Our guide for Polish Parents (in Polish and English) was acknowledged by the Polish newspaper Gazeta Wyborcza (], positively reviewed and provided as a resource to be downloaded by a number of websites of Polish communities in the UK, such as the Polish Associations in Kent ( and Eastbourne (, the Polish Newsletter for the East Midlands ( and, one of the most widely used online portals for Poles in the UK. Working in partnership with Action for Social Integration (AFSI), we adapted this into a broader guide for BME parents on the UK education system, targeting recently arrived migrant families. This was distributed and advertised among community organisations and practitioners as a valuable and practical tool (5.7)

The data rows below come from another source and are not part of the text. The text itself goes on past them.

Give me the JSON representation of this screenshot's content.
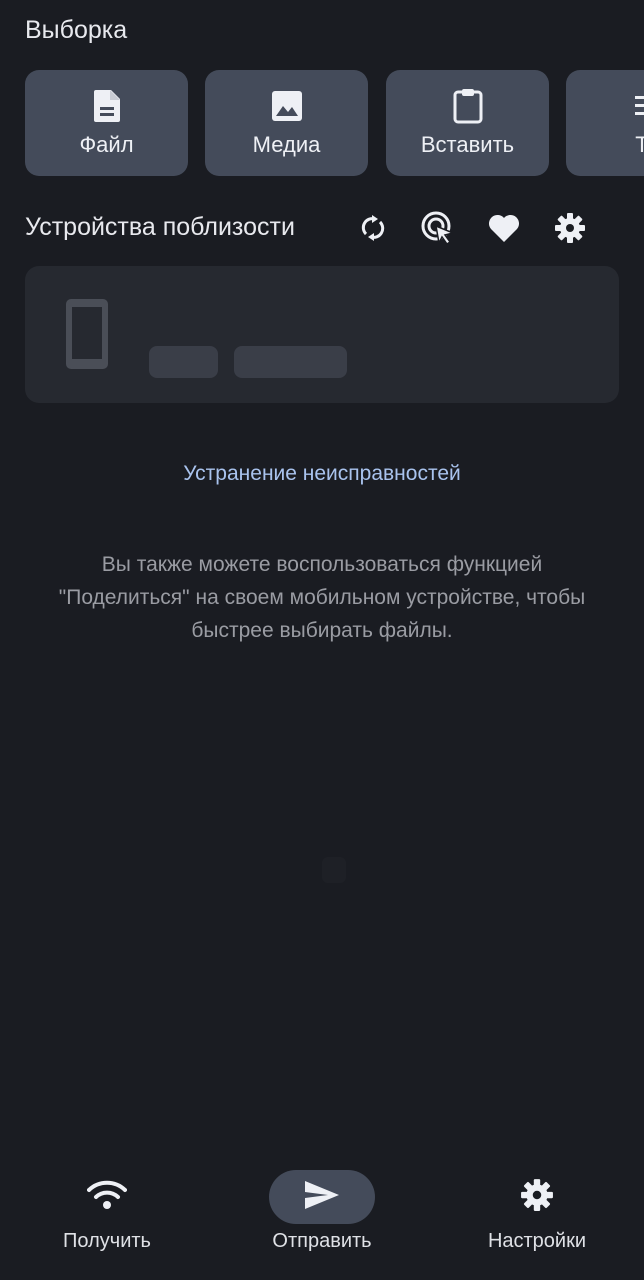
{
  "selection": {
    "title": "Выборка",
    "buttons": [
      {
        "label": "Файл",
        "icon": "file-icon"
      },
      {
        "label": "Медиа",
        "icon": "image-icon"
      },
      {
        "label": "Вставить",
        "icon": "clipboard-icon"
      },
      {
        "label": "Те",
        "icon": "text-icon"
      }
    ]
  },
  "nearby": {
    "title": "Устройства поблизости",
    "actions": [
      "refresh-icon",
      "target-click-icon",
      "heart-icon",
      "gear-icon"
    ]
  },
  "troubleshoot_label": "Устранение неисправностей",
  "hint_text": "Вы также можете воспользоваться функцией \"Поделиться\" на своем мобильном устройстве, чтобы быстрее выбирать файлы.",
  "bottom_nav": {
    "items": [
      {
        "label": "Получить",
        "icon": "wifi-icon",
        "active": false
      },
      {
        "label": "Отправить",
        "icon": "send-icon",
        "active": true
      },
      {
        "label": "Настройки",
        "icon": "gear-icon",
        "active": false
      }
    ]
  },
  "colors": {
    "background": "#1a1c22",
    "button": "#444b5a",
    "card": "#262930",
    "link": "#a9c3ee"
  }
}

We have also aimed to maximise impact by working in close collaboration with partner organisations, including Tower Hamlets Education Services, the Federation of Poles in Great Britain and Hackney Learning Trust, through exchanging data, gathering practitioners' insights and delivering presentations at public and internal meetings. In particular, our evaluation of BME supplementary education services received the attention and praise of Hackney Learning Trust — which had sustained the development of such services using dedicated funding from the local authority — since it represented the first local attempt to conduct external evaluations involving organisations, parents as well as mainstream schools.

In many cases, work in the area of education later led to broader interventions with BME service providers. For example, an initial voucher for a small piece of research with Day-Mer, with over 2,000 clients, was used to evaluate their education services (including parental engagement, in- school tutelage and supplementary classes) but also to raise awareness on the role of community providers in education. The research report was used by Day-Mer to successfully apply for additional funding from the Big Lottery, in partnership with other BME organisations providing education services [] (5.1). Based on this success, Day-Mer subsequently used a Big Lottery `Transition Fund' grant to commission research by Middlesex staff on the `Welfare and advice needs of Turkish and Kurdish communities' in order to inform service planning in this area over the next few years ( (5.1).

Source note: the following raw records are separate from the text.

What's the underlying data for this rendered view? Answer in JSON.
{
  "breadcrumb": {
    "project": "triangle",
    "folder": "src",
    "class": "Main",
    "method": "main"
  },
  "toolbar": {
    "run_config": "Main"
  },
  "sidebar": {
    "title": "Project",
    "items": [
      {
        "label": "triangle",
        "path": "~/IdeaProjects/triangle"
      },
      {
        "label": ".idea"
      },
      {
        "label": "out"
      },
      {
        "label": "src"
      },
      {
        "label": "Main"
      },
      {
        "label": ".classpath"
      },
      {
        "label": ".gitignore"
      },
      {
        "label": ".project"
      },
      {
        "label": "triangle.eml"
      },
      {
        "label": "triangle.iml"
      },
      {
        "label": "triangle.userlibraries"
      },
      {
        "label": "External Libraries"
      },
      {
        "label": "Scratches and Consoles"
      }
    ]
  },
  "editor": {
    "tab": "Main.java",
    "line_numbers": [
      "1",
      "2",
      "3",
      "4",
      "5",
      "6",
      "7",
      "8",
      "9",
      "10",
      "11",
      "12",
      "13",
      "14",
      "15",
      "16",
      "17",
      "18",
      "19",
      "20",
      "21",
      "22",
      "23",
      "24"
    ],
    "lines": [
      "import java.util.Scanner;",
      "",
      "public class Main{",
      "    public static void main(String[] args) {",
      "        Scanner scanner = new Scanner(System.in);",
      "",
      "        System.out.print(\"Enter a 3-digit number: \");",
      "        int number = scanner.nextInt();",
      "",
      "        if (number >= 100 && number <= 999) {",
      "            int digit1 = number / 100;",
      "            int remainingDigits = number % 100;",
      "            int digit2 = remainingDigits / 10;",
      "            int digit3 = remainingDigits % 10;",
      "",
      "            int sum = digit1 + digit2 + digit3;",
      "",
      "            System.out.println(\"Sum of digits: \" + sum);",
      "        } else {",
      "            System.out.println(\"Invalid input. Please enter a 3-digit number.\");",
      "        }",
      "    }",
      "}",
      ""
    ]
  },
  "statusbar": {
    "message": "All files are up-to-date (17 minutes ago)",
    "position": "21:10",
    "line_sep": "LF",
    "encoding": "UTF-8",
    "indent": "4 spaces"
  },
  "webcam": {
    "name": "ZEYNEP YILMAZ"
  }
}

Findings from the study were requested by strategic forums and other decision makers from Enfield and other London boroughs. A similar development also occurred with Paiwand, an Afghan organisation with about 2,000 users per year and operating in Northwest London. After a first evaluation of their supplementary school services by the Middlesex team, Paiwand used funding from Hammersmith Council to commission a study on the welfare needs of the Afghan community, which brought in a number of other London-based Afghan organisations. The initiative, strongly supported by the local authority to inform more effective community interventions, has equipped the beneficiary organisations with better evidence, sounder sustainability plans and stronger capacity (through targeted training), which have been immediately implemented in additional service provision, such as mentoring ( and informing successful funding applications, such as with the Big Lottery ( (5.3).

Sources to corroborate the impact

1) Coordinator Day-Mer Centre

2) Outcome of the Haringey Voluntary Sector Investment Fund 2012-2015, sector-investment-fund.htm

3) Director, Paiwand Afghan Association

4) Senior Development Consultant, BME Advice Network,

5) Chief Executive Officer, Enfield Citizens Advice Bureau and Annual Report 2011-12

6) Ryan, L, et al (2011) Polish Pupils in London Primary Schools: A Dissemination and Knowledge Exchange Project. ESRC Impact Report, RES-189-25-0005. Swindon: ESRC,

7) Newly arrived migrant and refugee children in the British Educational System